PROBLEM TO WORK ON:
Scan each line of the records for the word "text" and extract the ones that have it.

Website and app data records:
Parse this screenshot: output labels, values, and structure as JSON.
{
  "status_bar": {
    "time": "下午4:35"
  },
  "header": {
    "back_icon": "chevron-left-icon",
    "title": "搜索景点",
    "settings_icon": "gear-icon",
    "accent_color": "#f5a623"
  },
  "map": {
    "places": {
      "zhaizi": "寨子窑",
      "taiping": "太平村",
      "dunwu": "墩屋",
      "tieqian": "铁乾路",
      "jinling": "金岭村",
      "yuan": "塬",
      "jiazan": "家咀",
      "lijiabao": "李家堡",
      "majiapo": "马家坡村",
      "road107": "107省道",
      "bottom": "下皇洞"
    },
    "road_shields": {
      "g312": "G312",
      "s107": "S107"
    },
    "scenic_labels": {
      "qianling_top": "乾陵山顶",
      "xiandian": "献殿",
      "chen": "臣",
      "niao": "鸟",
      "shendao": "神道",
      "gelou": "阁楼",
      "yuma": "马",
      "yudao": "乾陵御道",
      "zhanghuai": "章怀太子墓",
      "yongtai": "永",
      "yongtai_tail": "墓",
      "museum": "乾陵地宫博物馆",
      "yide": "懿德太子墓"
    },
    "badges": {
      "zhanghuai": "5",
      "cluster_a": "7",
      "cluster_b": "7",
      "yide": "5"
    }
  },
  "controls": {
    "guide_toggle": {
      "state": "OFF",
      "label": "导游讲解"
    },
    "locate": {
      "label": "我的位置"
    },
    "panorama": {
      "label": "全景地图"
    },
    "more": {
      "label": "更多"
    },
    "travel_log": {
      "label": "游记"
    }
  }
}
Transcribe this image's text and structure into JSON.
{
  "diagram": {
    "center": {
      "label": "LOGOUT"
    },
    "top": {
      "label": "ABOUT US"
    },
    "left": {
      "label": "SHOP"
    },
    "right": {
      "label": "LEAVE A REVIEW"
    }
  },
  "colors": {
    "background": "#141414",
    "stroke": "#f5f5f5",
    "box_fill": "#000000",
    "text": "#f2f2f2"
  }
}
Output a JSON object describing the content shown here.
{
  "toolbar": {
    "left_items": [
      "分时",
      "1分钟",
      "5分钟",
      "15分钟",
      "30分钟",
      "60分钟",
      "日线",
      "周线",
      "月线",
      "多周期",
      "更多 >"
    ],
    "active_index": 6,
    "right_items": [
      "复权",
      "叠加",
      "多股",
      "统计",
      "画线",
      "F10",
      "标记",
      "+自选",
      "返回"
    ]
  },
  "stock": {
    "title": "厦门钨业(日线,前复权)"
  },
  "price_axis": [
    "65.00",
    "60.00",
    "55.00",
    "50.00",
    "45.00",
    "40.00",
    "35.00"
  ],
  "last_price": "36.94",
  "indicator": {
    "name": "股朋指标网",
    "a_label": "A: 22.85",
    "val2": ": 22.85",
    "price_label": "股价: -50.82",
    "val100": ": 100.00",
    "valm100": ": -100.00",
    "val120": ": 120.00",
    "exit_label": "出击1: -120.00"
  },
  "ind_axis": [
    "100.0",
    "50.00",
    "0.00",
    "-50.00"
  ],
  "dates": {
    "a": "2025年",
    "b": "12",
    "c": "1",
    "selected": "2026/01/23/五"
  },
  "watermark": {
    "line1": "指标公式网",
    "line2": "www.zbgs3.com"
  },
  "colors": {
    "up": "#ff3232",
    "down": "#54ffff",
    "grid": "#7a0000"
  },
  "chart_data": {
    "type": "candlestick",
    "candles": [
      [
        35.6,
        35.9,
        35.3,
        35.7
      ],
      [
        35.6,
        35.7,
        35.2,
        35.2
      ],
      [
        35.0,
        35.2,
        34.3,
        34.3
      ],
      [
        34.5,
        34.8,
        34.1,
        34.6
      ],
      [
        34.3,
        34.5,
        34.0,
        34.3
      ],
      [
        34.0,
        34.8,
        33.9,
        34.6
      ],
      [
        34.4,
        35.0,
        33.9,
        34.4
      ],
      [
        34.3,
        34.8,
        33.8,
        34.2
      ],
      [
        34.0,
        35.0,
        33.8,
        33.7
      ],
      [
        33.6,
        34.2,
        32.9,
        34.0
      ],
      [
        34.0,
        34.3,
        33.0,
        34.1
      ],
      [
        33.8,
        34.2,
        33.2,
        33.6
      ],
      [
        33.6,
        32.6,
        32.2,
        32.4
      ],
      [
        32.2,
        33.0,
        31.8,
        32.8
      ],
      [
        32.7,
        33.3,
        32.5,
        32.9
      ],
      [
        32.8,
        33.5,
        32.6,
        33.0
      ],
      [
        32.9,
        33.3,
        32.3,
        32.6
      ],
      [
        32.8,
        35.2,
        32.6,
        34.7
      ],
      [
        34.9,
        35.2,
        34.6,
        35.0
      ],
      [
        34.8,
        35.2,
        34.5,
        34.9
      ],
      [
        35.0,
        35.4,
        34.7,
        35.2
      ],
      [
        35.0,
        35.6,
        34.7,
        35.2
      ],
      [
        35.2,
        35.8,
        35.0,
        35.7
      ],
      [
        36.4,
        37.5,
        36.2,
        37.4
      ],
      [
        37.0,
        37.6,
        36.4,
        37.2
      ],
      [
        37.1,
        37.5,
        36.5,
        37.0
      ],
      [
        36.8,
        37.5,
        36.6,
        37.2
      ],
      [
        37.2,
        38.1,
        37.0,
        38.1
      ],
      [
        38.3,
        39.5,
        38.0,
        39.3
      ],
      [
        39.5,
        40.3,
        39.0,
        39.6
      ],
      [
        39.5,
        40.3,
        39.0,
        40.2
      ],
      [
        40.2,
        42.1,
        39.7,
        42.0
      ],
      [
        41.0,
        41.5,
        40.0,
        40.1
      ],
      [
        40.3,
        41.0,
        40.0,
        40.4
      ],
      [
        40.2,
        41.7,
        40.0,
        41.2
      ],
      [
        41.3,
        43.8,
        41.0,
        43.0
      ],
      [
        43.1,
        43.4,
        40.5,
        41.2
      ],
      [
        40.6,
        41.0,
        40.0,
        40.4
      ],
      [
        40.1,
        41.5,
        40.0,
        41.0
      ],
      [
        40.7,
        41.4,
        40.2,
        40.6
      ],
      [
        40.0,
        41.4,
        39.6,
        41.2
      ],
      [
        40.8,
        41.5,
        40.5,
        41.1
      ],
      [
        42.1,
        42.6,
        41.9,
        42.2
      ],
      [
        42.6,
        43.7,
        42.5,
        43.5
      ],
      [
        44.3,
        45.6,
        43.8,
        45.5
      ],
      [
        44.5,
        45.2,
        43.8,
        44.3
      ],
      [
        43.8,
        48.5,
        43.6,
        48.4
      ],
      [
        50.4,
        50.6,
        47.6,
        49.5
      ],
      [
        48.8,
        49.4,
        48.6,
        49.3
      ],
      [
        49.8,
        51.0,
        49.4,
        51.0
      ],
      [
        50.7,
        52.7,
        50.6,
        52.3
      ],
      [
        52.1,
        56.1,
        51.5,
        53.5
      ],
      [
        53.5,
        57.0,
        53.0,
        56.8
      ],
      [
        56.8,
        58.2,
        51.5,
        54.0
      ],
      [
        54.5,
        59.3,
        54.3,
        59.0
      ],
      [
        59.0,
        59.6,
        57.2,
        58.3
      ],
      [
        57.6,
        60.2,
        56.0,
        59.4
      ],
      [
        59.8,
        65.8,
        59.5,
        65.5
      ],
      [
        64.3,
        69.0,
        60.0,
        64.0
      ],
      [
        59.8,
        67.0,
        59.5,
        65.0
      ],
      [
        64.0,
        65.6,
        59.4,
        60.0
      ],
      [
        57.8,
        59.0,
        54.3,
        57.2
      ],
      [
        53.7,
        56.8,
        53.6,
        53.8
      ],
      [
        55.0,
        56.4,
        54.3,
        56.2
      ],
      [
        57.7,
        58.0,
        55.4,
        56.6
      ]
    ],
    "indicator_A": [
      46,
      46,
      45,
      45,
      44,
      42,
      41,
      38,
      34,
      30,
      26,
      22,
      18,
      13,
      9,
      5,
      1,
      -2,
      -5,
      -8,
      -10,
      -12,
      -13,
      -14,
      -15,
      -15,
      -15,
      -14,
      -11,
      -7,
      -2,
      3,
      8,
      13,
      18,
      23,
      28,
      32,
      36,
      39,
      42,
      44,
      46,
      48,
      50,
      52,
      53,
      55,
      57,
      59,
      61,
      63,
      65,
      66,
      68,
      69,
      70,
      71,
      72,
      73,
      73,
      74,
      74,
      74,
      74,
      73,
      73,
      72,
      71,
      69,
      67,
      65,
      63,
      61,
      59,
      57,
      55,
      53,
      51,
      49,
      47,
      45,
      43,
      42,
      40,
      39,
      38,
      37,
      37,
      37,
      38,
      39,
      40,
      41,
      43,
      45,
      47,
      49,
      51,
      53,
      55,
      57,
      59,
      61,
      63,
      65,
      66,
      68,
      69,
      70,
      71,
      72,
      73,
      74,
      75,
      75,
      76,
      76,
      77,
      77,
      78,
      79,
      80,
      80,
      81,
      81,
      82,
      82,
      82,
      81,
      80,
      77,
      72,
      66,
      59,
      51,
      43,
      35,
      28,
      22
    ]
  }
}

ANSWER BOX:
Transcribe this image's text and structure into JSON.
    "text": "#f2f2f2"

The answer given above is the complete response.